The bûche de Noël- seldom baked, often enjoyed. I love cake but there is a level of labor that generally excludes me from making a particular recipe and instead sends me straight to one of my local bakeries.
If there is one thing that I took away from making this cake it’s how glorious homemade marshmallow frosting is. I could swear that I’ve made it before but I can’t quite place my finger on when. It could be that I have it mixed up with some childhood memories. We had some really wonderful neighbors across the street: Steve and Nancy. Steve’s favorite cake was devil’s food with marshmallow frosting. Ever year on Steve’s birthday Nancy would ask to borrow my mother’s double boiler pan and I knew that later on we would all be across the street enjoying some really delicious cake.
Why has marshmallow frosting fallen out of fashion? This stuff is wonderful. Light, pillowy with the most pleasing gooey texture. The version for this cake was flavored with vanilla and mine happens to be made with bourbon which was an extra flavor bonus in this recipe. Buche de Noel’s are quite a project and this recipe can be broken down into four parts: praline, cake, filling and icing.
The praline is pretty spectacular all on it’s own. I made two versions due to some potential nut allergies, one with pecans (per the recipe) and one with almonds.
The trick with the praline is to watch the sugar like a hawk and trust your nose. The second you smell a strong caramel scent pull your pan off the heat. This was fab in the cake and was also great to steal little pieces and eat. I would recommend making this a day ahead since their are so many steps to this cake.
The cake consists of a whipped egg and sugar concoction with some carefully added flour, cornstarch, spices and butter. Simple ingredients but a bit of a complicated process.
My first attempt fell a little flat (although the cake was still useable and tasty). My second was much better after I added one dollop of batter to the butter and mixed and then continued to add a few little dollops and mix until I felt it was pretty airy. This helped immensely and kept my batter light and airy while I mixed in the butter.
One the cake is golden and springy you dump it onto a towel coated in powdered sugar, sprinkle some powdered sugar on top and pre-roll the cake and let it cool. Sounds tough but probably the most fun I had with this outside the frosting. Plus the smell of fresh cake is always heavenly.

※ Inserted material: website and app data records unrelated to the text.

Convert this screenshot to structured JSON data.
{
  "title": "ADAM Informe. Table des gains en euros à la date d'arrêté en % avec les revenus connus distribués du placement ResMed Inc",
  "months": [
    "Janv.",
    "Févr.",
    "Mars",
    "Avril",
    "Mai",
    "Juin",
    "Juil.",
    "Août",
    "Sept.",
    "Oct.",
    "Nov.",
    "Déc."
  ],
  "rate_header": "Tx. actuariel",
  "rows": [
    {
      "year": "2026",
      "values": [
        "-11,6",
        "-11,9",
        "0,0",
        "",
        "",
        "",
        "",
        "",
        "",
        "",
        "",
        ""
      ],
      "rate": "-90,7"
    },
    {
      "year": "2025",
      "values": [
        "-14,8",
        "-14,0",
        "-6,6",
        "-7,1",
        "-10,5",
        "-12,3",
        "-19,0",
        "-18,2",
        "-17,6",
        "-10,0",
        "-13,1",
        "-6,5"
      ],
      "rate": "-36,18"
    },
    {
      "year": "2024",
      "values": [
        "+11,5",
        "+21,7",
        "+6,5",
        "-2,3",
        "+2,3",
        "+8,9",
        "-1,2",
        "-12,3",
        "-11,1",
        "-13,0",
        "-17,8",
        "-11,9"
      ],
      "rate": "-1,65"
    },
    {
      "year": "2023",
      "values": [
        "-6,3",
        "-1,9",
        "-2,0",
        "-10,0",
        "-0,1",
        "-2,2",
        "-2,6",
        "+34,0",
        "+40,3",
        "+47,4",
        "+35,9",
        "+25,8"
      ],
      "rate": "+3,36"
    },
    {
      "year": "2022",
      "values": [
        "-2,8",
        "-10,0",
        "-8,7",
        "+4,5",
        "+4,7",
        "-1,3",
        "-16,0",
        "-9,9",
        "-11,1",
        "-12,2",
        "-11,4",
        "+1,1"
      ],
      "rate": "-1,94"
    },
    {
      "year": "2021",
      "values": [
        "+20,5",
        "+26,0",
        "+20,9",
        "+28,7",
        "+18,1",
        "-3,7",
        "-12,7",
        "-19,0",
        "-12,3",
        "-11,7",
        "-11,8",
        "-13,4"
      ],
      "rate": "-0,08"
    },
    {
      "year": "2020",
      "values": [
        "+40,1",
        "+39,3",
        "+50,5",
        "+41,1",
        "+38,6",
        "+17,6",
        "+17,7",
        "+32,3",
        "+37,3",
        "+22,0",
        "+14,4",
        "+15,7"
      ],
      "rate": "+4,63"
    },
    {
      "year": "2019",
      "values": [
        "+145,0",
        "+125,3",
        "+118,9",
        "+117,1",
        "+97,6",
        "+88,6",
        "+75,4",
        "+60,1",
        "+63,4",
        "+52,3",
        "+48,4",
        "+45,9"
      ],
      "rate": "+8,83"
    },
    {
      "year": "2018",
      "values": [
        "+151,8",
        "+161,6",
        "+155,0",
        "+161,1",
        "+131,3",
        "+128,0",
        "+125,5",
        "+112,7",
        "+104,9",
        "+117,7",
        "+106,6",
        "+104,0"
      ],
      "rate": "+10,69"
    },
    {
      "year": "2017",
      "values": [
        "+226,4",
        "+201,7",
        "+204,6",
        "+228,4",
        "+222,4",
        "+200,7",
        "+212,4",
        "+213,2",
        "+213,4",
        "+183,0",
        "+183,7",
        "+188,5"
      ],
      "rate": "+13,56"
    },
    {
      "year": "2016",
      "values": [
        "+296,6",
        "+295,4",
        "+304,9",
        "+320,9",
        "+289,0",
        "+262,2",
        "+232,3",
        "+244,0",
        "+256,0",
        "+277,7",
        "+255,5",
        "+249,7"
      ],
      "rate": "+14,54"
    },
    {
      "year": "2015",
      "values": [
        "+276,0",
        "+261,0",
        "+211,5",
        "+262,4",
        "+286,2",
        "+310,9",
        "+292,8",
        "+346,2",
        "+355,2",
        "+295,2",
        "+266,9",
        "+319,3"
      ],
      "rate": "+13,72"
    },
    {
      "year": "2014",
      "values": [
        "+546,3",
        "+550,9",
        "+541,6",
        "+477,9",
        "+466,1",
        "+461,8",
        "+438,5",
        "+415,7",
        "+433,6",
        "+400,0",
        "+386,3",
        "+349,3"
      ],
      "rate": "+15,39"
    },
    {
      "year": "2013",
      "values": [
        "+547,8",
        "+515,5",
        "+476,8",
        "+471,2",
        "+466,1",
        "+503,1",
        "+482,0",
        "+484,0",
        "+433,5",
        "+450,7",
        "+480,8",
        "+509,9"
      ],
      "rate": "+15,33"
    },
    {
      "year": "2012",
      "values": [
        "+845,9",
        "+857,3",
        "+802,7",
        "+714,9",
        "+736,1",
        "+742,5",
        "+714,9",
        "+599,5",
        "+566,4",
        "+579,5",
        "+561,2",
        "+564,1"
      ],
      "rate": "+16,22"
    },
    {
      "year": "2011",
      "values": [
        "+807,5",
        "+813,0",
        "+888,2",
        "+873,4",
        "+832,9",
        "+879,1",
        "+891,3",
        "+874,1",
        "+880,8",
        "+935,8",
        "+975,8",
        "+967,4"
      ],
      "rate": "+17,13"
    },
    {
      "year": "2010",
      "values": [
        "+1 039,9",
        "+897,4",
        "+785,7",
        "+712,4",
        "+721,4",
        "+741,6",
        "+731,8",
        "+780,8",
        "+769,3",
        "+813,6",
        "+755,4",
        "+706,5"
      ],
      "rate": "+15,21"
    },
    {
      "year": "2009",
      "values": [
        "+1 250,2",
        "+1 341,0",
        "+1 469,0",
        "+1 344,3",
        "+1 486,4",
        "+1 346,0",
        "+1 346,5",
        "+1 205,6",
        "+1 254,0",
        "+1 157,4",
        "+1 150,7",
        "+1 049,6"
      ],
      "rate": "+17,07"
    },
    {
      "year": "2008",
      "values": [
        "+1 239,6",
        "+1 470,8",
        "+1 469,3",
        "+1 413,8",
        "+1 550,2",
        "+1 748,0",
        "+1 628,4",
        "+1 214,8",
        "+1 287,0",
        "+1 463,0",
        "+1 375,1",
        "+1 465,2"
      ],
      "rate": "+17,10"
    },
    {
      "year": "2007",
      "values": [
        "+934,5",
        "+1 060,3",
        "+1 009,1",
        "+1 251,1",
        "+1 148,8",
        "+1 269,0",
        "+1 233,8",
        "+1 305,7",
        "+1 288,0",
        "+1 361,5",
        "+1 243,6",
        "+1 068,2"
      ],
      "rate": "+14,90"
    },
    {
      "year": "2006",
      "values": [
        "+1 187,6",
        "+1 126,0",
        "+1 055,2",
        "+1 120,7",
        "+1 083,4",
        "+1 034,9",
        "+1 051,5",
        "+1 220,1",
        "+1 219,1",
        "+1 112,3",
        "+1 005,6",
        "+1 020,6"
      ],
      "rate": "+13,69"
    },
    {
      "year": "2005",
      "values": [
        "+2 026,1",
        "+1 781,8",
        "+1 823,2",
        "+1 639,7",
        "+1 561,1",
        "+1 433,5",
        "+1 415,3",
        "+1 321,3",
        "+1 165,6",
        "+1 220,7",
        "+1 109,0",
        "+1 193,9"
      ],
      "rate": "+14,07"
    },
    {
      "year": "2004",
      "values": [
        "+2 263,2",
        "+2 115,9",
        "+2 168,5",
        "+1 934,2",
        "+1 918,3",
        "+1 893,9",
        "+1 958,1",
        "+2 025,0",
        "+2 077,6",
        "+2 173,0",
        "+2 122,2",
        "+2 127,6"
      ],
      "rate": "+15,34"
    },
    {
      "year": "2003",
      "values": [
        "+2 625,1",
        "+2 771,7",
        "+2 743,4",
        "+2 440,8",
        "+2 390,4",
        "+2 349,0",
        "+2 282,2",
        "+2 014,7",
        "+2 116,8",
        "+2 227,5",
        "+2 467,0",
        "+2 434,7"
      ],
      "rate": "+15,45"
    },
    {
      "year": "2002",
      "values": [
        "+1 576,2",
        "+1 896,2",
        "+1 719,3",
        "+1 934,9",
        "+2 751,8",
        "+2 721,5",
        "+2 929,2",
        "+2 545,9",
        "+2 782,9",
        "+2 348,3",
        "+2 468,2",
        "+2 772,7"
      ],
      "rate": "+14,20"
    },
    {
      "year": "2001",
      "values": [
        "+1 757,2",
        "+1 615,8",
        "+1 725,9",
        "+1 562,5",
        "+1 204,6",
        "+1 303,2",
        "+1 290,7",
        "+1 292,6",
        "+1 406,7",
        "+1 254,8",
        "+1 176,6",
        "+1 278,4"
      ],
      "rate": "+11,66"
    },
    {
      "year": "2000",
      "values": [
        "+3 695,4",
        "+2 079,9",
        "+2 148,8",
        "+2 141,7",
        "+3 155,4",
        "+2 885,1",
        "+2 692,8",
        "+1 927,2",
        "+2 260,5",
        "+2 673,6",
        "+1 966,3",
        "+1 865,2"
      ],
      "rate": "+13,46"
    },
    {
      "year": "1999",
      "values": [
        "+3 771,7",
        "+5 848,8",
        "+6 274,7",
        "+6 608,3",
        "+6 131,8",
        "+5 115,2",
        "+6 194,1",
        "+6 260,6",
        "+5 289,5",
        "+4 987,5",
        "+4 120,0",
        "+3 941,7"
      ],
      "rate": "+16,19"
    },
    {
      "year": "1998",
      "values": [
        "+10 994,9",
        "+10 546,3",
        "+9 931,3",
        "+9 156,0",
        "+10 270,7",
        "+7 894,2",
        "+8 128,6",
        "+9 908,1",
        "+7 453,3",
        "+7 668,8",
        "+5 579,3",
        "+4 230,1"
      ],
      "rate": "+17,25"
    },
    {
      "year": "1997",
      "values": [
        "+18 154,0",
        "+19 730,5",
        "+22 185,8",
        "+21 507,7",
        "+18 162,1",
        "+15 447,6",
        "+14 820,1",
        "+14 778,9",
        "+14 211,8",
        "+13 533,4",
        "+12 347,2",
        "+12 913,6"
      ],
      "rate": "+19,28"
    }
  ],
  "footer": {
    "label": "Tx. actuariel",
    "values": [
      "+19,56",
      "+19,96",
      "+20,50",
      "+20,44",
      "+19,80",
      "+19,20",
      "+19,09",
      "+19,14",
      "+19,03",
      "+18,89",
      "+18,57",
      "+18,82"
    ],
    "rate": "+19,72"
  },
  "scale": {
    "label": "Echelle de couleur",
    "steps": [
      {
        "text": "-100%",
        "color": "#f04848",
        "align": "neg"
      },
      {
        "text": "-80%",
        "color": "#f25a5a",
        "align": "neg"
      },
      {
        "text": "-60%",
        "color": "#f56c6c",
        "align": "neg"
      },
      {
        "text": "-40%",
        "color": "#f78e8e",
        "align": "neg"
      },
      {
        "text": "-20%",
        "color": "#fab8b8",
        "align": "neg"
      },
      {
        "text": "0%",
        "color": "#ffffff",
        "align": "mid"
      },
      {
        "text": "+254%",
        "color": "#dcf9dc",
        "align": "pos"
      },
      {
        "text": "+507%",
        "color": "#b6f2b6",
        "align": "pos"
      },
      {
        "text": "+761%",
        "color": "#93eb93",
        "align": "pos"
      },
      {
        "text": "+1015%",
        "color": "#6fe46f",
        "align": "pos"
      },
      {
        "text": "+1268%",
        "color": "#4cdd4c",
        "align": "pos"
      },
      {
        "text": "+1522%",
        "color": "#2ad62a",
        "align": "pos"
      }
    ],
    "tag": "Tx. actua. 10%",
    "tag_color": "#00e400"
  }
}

While the cake cools in it’s dishtowel blanket you can make the filling. A simple combo of cream cheese and butter with spices and then some of the praline that’s been finely chopped. While this was an excellent cake filler I suspect it might also lend itself to make the best bagel ever.
Once the cake is cooled and the filling is pliable it’s time to fill and assemble the cake and get it ready for frosting. The cake will probably crack, mine definitely did, but it doesn’t matter. Keep rolling up till you have your log and pop it in the fridge.
The frosting written for a single cake generously frosted both cakes and left some to spare for snacking. I’m not sure why the recipe was written to generate so much frosting but I’m not really complaining about it either. I used 100% organic boxed egg whites because my chickens don’t produce a lot of eggs this time of year and I knew I couldn’t be bothered to fiddle with recipes for the yolks. I had no trouble with the whites from the carton and wouldn’t hesitate to go that route again.
The recipe uses temperature and the use of a candy thermometer to combine whipped egg whites with boiled sugar, water and cream of tarter. While I utilized this technique you could easily go old-fashioned with this one and use a water test. When your sugar gets to the soft ball stage pull it off the stove, pour it into your stiff egg whites with some vanilla and beat till room temp. As you beat the sugar in you’ll notice the frosting start to gain volume and change texture.
Ridiculously tasty and light don’t be afraid to try this on other cakes. I found myself hankering for a little bit of devil’s food cake to snack with the extra.
To finish this up the frosting is applied and topped with the rest of the praline. While this isn’t simple to make I like the simple look of the final product. Quite elegant and almost regal but still homey and accessible.
While I probably won’t tackle anything this complex in the near future this was fun to make and tasted great. A good balance of rich filling and airy frosting with fragrant spices and crunchy praline makes for a pretty great cake.